Future Relationship Negotiations
_BASF believes it would be best for them and the UK chemicals sector if the UK remains part of the EU-REACH framework, still accessing the services of the European Chemicals Agency (ECHA). A concept referred to as “Associate Membership” in UK government white paper, Jul 18 (paragraphs 30/31).
Consequences of a no-deal and UK-REACH for EU/UK chemical industry
The UK will have its own UK-REACH regulation. A copy/paste from EU-REACH, adjusted for operability. There is no UK authority acceptance of existing EU-REACH compliance in this legislation.
To continue manufacturing and/or importing substances (>1te/yr), UK-held REACH registrations will require re-registration through means of data in a dossier.
Chemicals supplied to the UK from EU27 states will no longer be regarded as downstream-use. EU27 sourced chemicals will be regarded as import and require registration (>1te/yr).
Registration timeframes are very challenging, 2 years from point of exit.
Access to registration data requires negotiation with owner, this will be time-consuming and expensive.
EU data-owners have no obligation to share data with UK registrants. Repetition of studies, including animal studies, is perceived.
UK fees copied directly from EU-REACH. This is disproportionate considering size of UK market.
For UK affected chemical supply-chains, this is the worst-case scenario.
Consequences of UK REACH for BASF
The chemical sector is the “Industry of Industries” and BASF supplies chemicals into the UK market for applications including medical/pharmaceutical, automotive, food and nutrition amongst others.

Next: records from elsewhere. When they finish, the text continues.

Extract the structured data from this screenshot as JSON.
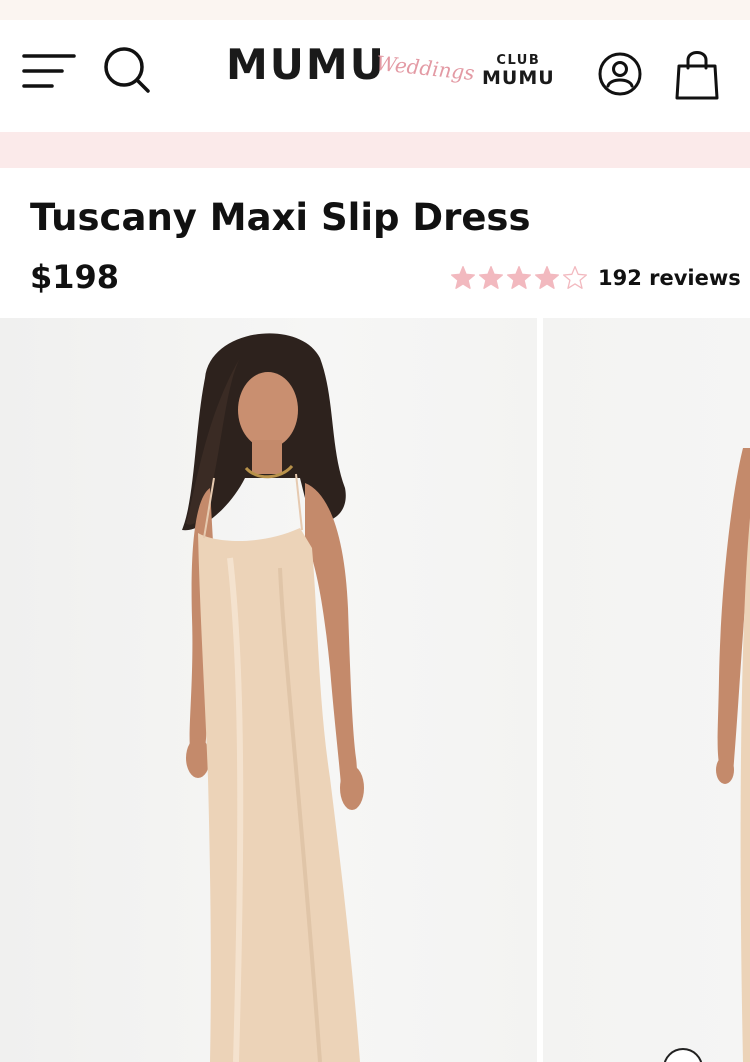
{
  "header": {
    "logo_main": "MUMU",
    "logo_script": "Weddings",
    "club_top": "CLUB",
    "club_bottom": "MUMU",
    "icons": {
      "menu": "hamburger-menu-icon",
      "search": "search-icon",
      "account": "account-icon",
      "cart": "shopping-bag-icon"
    }
  },
  "product": {
    "title": "Tuscany Maxi Slip Dress",
    "price": "$198",
    "rating": {
      "value": 4,
      "max": 5,
      "reviews_label": "192 reviews"
    }
  },
  "colors": {
    "star_filled": "#f2b9bf",
    "promo_bar": "#fbeaea",
    "top_strip": "#fbf5f1",
    "logo_script": "#e39aa4"
  }
}
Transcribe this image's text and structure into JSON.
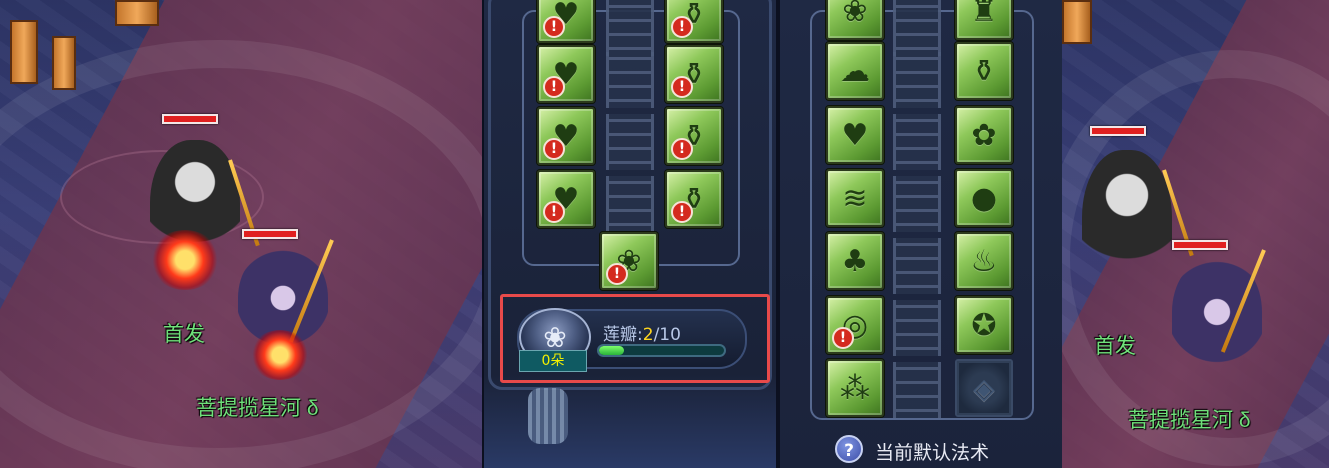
{
  "scene_left": {
    "leader_tag": "首发",
    "follower_tag": "菩提揽星河 δ"
  },
  "scene_right": {
    "leader_tag": "首发",
    "follower_tag": "菩提揽星河 δ"
  },
  "left_panel": {
    "tiles": [
      {
        "id": "l0a",
        "icon": "hearts-rain-icon",
        "glyph": "♥",
        "warning": true
      },
      {
        "id": "l0b",
        "icon": "vase-icon",
        "glyph": "⚱",
        "warning": true
      },
      {
        "id": "l1a",
        "icon": "hearts-rain-icon",
        "glyph": "♥",
        "warning": true
      },
      {
        "id": "l1b",
        "icon": "vase-icon",
        "glyph": "⚱",
        "warning": true
      },
      {
        "id": "l2a",
        "icon": "hearts-rain-icon",
        "glyph": "♥",
        "warning": true
      },
      {
        "id": "l2b",
        "icon": "vase-icon",
        "glyph": "⚱",
        "warning": true
      },
      {
        "id": "l3a",
        "icon": "hearts-rain-icon",
        "glyph": "♥",
        "warning": true
      },
      {
        "id": "l3b",
        "icon": "vase-icon",
        "glyph": "⚱",
        "warning": true
      },
      {
        "id": "l4",
        "icon": "lotus-icon",
        "glyph": "❀",
        "warning": true
      }
    ],
    "warning_glyph": "!",
    "petal": {
      "label": "莲瓣:",
      "current": "2",
      "total": "/10",
      "progress": 0.2,
      "count": "0朵",
      "lotus_glyph": "❀"
    }
  },
  "right_panel": {
    "tiles": [
      {
        "id": "r0a",
        "icon": "lotus-icon",
        "glyph": "❀",
        "warning": false
      },
      {
        "id": "r0b",
        "icon": "tower-icon",
        "glyph": "♜",
        "warning": false
      },
      {
        "id": "r1a",
        "icon": "cloud-face-icon",
        "glyph": "☁",
        "warning": false
      },
      {
        "id": "r1b",
        "icon": "vase-icon",
        "glyph": "⚱",
        "warning": false
      },
      {
        "id": "r2a",
        "icon": "hearts-rain-icon",
        "glyph": "♥",
        "warning": false
      },
      {
        "id": "r2b",
        "icon": "flower-icon",
        "glyph": "✿",
        "warning": false
      },
      {
        "id": "r3a",
        "icon": "water-wave-icon",
        "glyph": "≋",
        "warning": false
      },
      {
        "id": "r3b",
        "icon": "stones-icon",
        "glyph": "●",
        "warning": false
      },
      {
        "id": "r4a",
        "icon": "tree-icon",
        "glyph": "♣",
        "warning": false
      },
      {
        "id": "r4b",
        "icon": "fire-icon",
        "glyph": "♨",
        "warning": false
      },
      {
        "id": "r5a",
        "icon": "circle-seal-icon",
        "glyph": "◎",
        "warning": true
      },
      {
        "id": "r5b",
        "icon": "pentagram-icon",
        "glyph": "✪",
        "warning": false
      },
      {
        "id": "r6a",
        "icon": "rain-grass-icon",
        "glyph": "⁂",
        "warning": false
      },
      {
        "id": "r6b",
        "icon": "empty-slot-icon",
        "glyph": "◈",
        "warning": false,
        "empty": true
      }
    ],
    "warning_glyph": "!",
    "help_glyph": "?",
    "footer_label": "当前默认法术"
  }
}
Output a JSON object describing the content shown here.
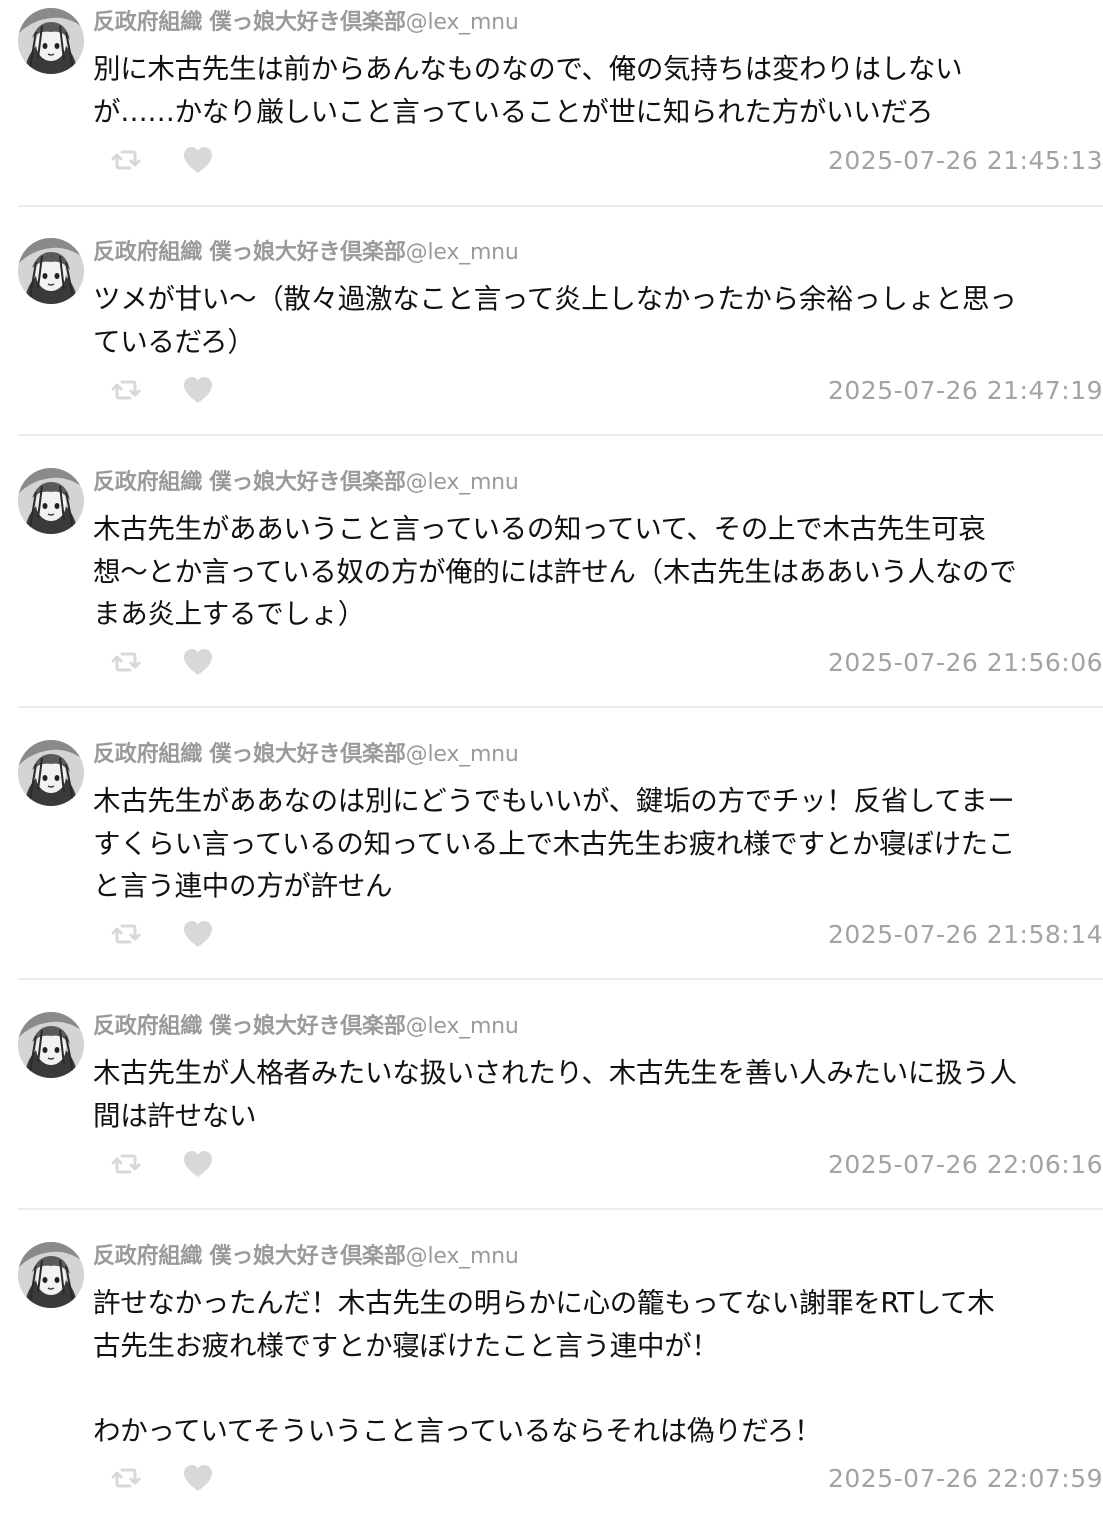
{
  "author": {
    "display_name": "反政府組織 僕っ娘大好き倶楽部",
    "handle": "@lex_mnu",
    "avatar_icon": "avatar-illustration-icon"
  },
  "colors": {
    "meta_text": "#9a9a9a",
    "body_text": "#111111",
    "timestamp": "#a3a3a3",
    "icon": "#d8d8d8",
    "divider": "#ececec"
  },
  "icons": {
    "retweet": "retweet-icon",
    "like": "heart-icon"
  },
  "posts": [
    {
      "lines": [
        "別に木古先生は前からあんなものなので、俺の気持ちは変わりはしない",
        "が……かなり厳しいこと言っていることが世に知られた方がいいだろ"
      ],
      "timestamp": "2025-07-26 21:45:13"
    },
    {
      "lines": [
        "ツメが甘い〜（散々過激なこと言って炎上しなかったから余裕っしょと思っ",
        "ているだろ）"
      ],
      "timestamp": "2025-07-26 21:47:19"
    },
    {
      "lines": [
        "木古先生がああいうこと言っているの知っていて、その上で木古先生可哀",
        "想〜とか言っている奴の方が俺的には許せん（木古先生はああいう人なので",
        "まあ炎上するでしょ）"
      ],
      "timestamp": "2025-07-26 21:56:06"
    },
    {
      "lines": [
        "木古先生がああなのは別にどうでもいいが、鍵垢の方でチッ！反省してまー",
        "すくらい言っているの知っている上で木古先生お疲れ様ですとか寝ぼけたこ",
        "と言う連中の方が許せん"
      ],
      "timestamp": "2025-07-26 21:58:14"
    },
    {
      "lines": [
        "木古先生が人格者みたいな扱いされたり、木古先生を善い人みたいに扱う人",
        "間は許せない"
      ],
      "timestamp": "2025-07-26 22:06:16"
    },
    {
      "lines": [
        "許せなかったんだ！木古先生の明らかに心の籠もってない謝罪をRTして木",
        "古先生お疲れ様ですとか寝ぼけたこと言う連中が！",
        "",
        "わかっていてそういうこと言っているならそれは偽りだろ！"
      ],
      "timestamp": "2025-07-26 22:07:59"
    }
  ]
}
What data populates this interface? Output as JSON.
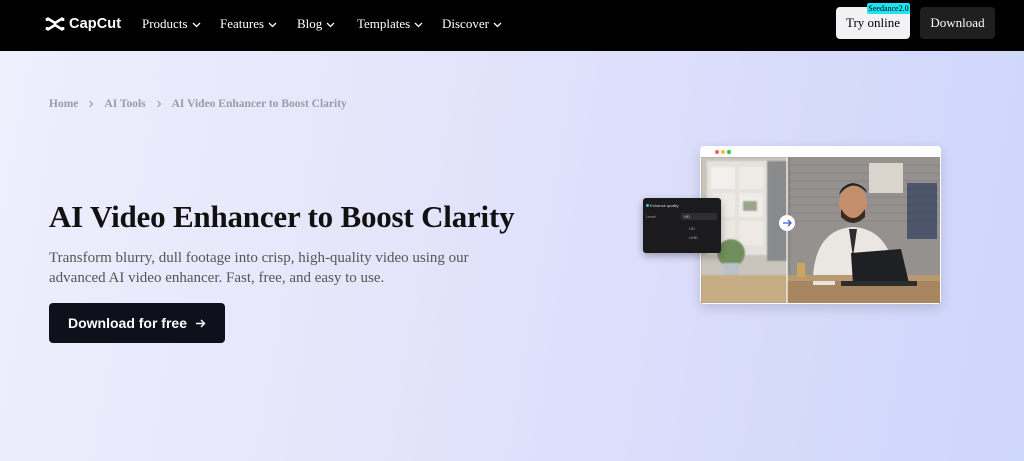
{
  "brand": {
    "name": "CapCut",
    "logo_icon": "capcut-logo-icon"
  },
  "nav": {
    "items": [
      {
        "label": "Products"
      },
      {
        "label": "Features"
      },
      {
        "label": "Blog"
      },
      {
        "label": "Templates"
      },
      {
        "label": "Discover"
      }
    ],
    "try_online": "Try online",
    "badge": "Seedance2.0",
    "download": "Download"
  },
  "breadcrumb": [
    "Home",
    "AI Tools",
    "AI Video Enhancer to Boost Clarity"
  ],
  "hero": {
    "title": "AI Video Enhancer to Boost Clarity",
    "subtitle": "Transform blurry, dull footage into crisp, high-quality video using our advanced AI video enhancer. Fast, free, and easy to use.",
    "cta": "Download for free"
  },
  "preview": {
    "panel_title": "Enhance quality",
    "panel_label": "Level",
    "selected": "HD",
    "options": [
      "HD",
      "UHD"
    ],
    "window_dots": [
      "#ff5f57",
      "#febc2e",
      "#28c840"
    ]
  },
  "colors": {
    "nav_bg": "#000000",
    "cta_bg": "#0e111c",
    "badge": "#1fe3f0"
  }
}
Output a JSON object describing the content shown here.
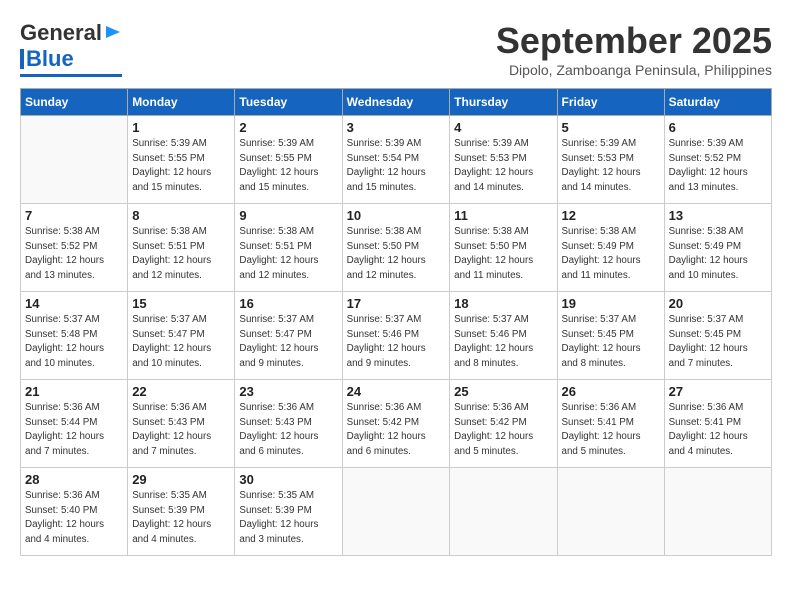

Approximately 90% of BASF’s UK sales are products sourced from EU27 countries. BASF supplies ~1,200 different substances to the UK market at volumes >1te/yr.
Using industry association estimations, expected costs for dossier compilation in region of £60mn. Dossier submission fees will be ~£10mn.
~£70mn expense for BASF, without enhancing professional, consumer or environmental safety, the primary objective of chemical legislation.
BASF expects costs combined with restrictive timelines will lead to supply chain disruption.
BASF expects product/substance rationalisation due to commercial factors and assumes that other companies with broad portfolios will face similar challenges and decision making.